WHAT THIS TASK INVOLVES >>
Copy every entry exactly as it stands, though any image it holds should stay out of the copy.

[Collection entries]

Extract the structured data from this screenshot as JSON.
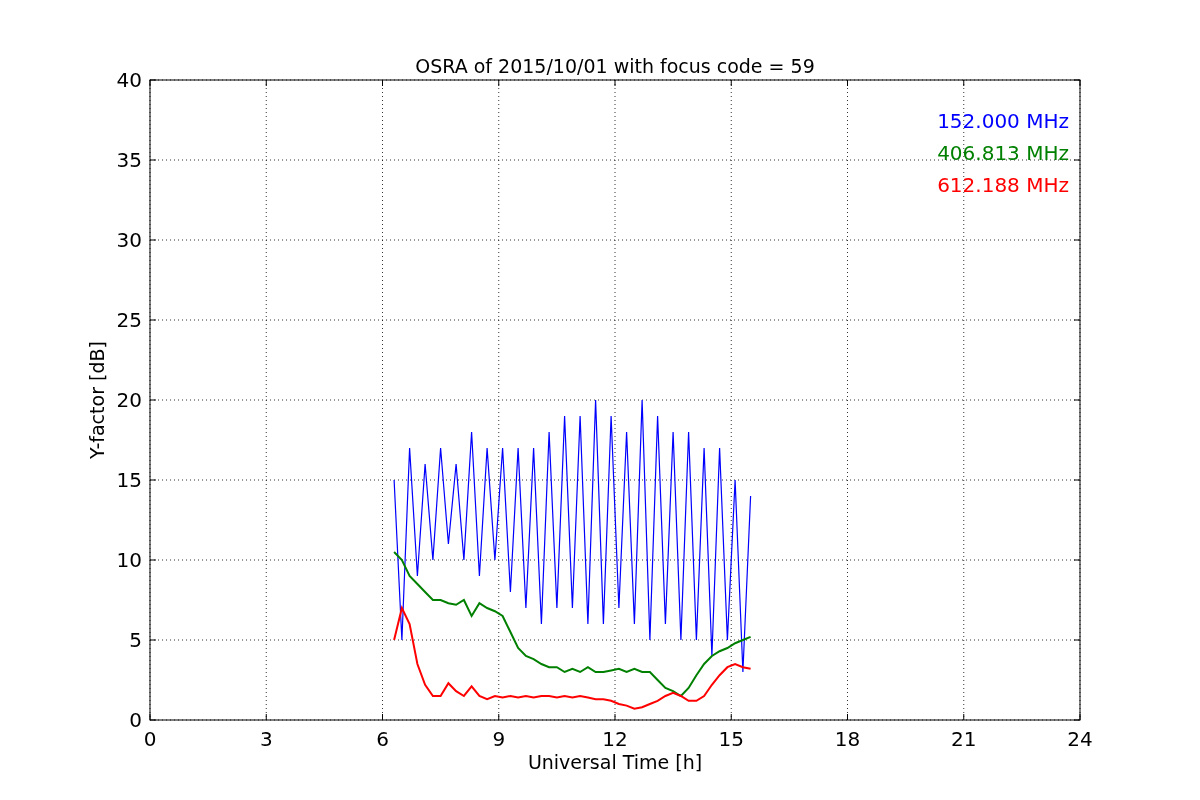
{
  "chart_data": {
    "type": "line",
    "title": "OSRA of 2015/10/01 with focus code = 59",
    "xlabel": "Universal Time [h]",
    "ylabel": "Y-factor [dB]",
    "x": [
      6.3,
      6.5,
      6.7,
      6.9,
      7.1,
      7.3,
      7.5,
      7.7,
      7.9,
      8.1,
      8.3,
      8.5,
      8.7,
      8.9,
      9.1,
      9.3,
      9.5,
      9.7,
      9.9,
      10.1,
      10.3,
      10.5,
      10.7,
      10.9,
      11.1,
      11.3,
      11.5,
      11.7,
      11.9,
      12.1,
      12.3,
      12.5,
      12.7,
      12.9,
      13.1,
      13.3,
      13.5,
      13.7,
      13.9,
      14.1,
      14.3,
      14.5,
      14.7,
      14.9,
      15.1,
      15.3,
      15.5
    ],
    "series": [
      {
        "name": "152.000 MHz",
        "color": "#0000ff",
        "values": [
          15,
          5,
          17,
          9,
          16,
          10,
          17,
          11,
          16,
          10,
          18,
          9,
          17,
          10,
          17,
          8,
          17,
          7,
          17,
          6,
          18,
          7,
          19,
          7,
          19,
          6,
          20,
          6,
          19,
          7,
          18,
          6,
          20,
          5,
          19,
          6,
          18,
          5,
          18,
          5,
          17,
          4,
          17,
          5,
          15,
          3,
          14
        ]
      },
      {
        "name": "406.813 MHz",
        "color": "#008000",
        "values": [
          10.5,
          10,
          9,
          8.5,
          8,
          7.5,
          7.5,
          7.3,
          7.2,
          7.5,
          6.5,
          7.3,
          7,
          6.8,
          6.5,
          5.5,
          4.5,
          4,
          3.8,
          3.5,
          3.3,
          3.3,
          3,
          3.2,
          3,
          3.3,
          3,
          3,
          3.1,
          3.2,
          3,
          3.2,
          3,
          3,
          2.5,
          2,
          1.8,
          1.5,
          2,
          2.8,
          3.5,
          4,
          4.3,
          4.5,
          4.8,
          5,
          5.2
        ]
      },
      {
        "name": "612.188 MHz",
        "color": "#ff0000",
        "values": [
          5,
          7,
          6,
          3.5,
          2.2,
          1.5,
          1.5,
          2.3,
          1.8,
          1.5,
          2.1,
          1.5,
          1.3,
          1.5,
          1.4,
          1.5,
          1.4,
          1.5,
          1.4,
          1.5,
          1.5,
          1.4,
          1.5,
          1.4,
          1.5,
          1.4,
          1.3,
          1.3,
          1.2,
          1.0,
          0.9,
          0.7,
          0.8,
          1.0,
          1.2,
          1.5,
          1.7,
          1.5,
          1.2,
          1.2,
          1.5,
          2.2,
          2.8,
          3.3,
          3.5,
          3.3,
          3.2
        ]
      }
    ],
    "grid": true,
    "xlim": [
      0,
      24
    ],
    "ylim": [
      0,
      40
    ],
    "xticks": [
      0,
      3,
      6,
      9,
      12,
      15,
      18,
      21,
      24
    ],
    "yticks": [
      0,
      5,
      10,
      15,
      20,
      25,
      30,
      35,
      40
    ]
  }
}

REPLY >>
Extract the structured data from this screenshot as JSON.
{
  "chart_data": {
    "type": "line",
    "title": "OSRA of 2015/10/01 with focus code = 59",
    "xlabel": "Universal Time [h]",
    "ylabel": "Y-factor [dB]",
    "x": [
      6.3,
      6.5,
      6.7,
      6.9,
      7.1,
      7.3,
      7.5,
      7.7,
      7.9,
      8.1,
      8.3,
      8.5,
      8.7,
      8.9,
      9.1,
      9.3,
      9.5,
      9.7,
      9.9,
      10.1,
      10.3,
      10.5,
      10.7,
      10.9,
      11.1,
      11.3,
      11.5,
      11.7,
      11.9,
      12.1,
      12.3,
      12.5,
      12.7,
      12.9,
      13.1,
      13.3,
      13.5,
      13.7,
      13.9,
      14.1,
      14.3,
      14.5,
      14.7,
      14.9,
      15.1,
      15.3,
      15.5
    ],
    "series": [
      {
        "name": "152.000 MHz",
        "color": "#0000ff",
        "values": [
          15,
          5,
          17,
          9,
          16,
          10,
          17,
          11,
          16,
          10,
          18,
          9,
          17,
          10,
          17,
          8,
          17,
          7,
          17,
          6,
          18,
          7,
          19,
          7,
          19,
          6,
          20,
          6,
          19,
          7,
          18,
          6,
          20,
          5,
          19,
          6,
          18,
          5,
          18,
          5,
          17,
          4,
          17,
          5,
          15,
          3,
          14
        ]
      },
      {
        "name": "406.813 MHz",
        "color": "#008000",
        "values": [
          10.5,
          10,
          9,
          8.5,
          8,
          7.5,
          7.5,
          7.3,
          7.2,
          7.5,
          6.5,
          7.3,
          7,
          6.8,
          6.5,
          5.5,
          4.5,
          4,
          3.8,
          3.5,
          3.3,
          3.3,
          3,
          3.2,
          3,
          3.3,
          3,
          3,
          3.1,
          3.2,
          3,
          3.2,
          3,
          3,
          2.5,
          2,
          1.8,
          1.5,
          2,
          2.8,
          3.5,
          4,
          4.3,
          4.5,
          4.8,
          5,
          5.2
        ]
      },
      {
        "name": "612.188 MHz",
        "color": "#ff0000",
        "values": [
          5,
          7,
          6,
          3.5,
          2.2,
          1.5,
          1.5,
          2.3,
          1.8,
          1.5,
          2.1,
          1.5,
          1.3,
          1.5,
          1.4,
          1.5,
          1.4,
          1.5,
          1.4,
          1.5,
          1.5,
          1.4,
          1.5,
          1.4,
          1.5,
          1.4,
          1.3,
          1.3,
          1.2,
          1.0,
          0.9,
          0.7,
          0.8,
          1.0,
          1.2,
          1.5,
          1.7,
          1.5,
          1.2,
          1.2,
          1.5,
          2.2,
          2.8,
          3.3,
          3.5,
          3.3,
          3.2
        ]
      }
    ],
    "grid": true,
    "xlim": [
      0,
      24
    ],
    "ylim": [
      0,
      40
    ],
    "xticks": [
      0,
      3,
      6,
      9,
      12,
      15,
      18,
      21,
      24
    ],
    "yticks": [
      0,
      5,
      10,
      15,
      20,
      25,
      30,
      35,
      40
    ]
  }
}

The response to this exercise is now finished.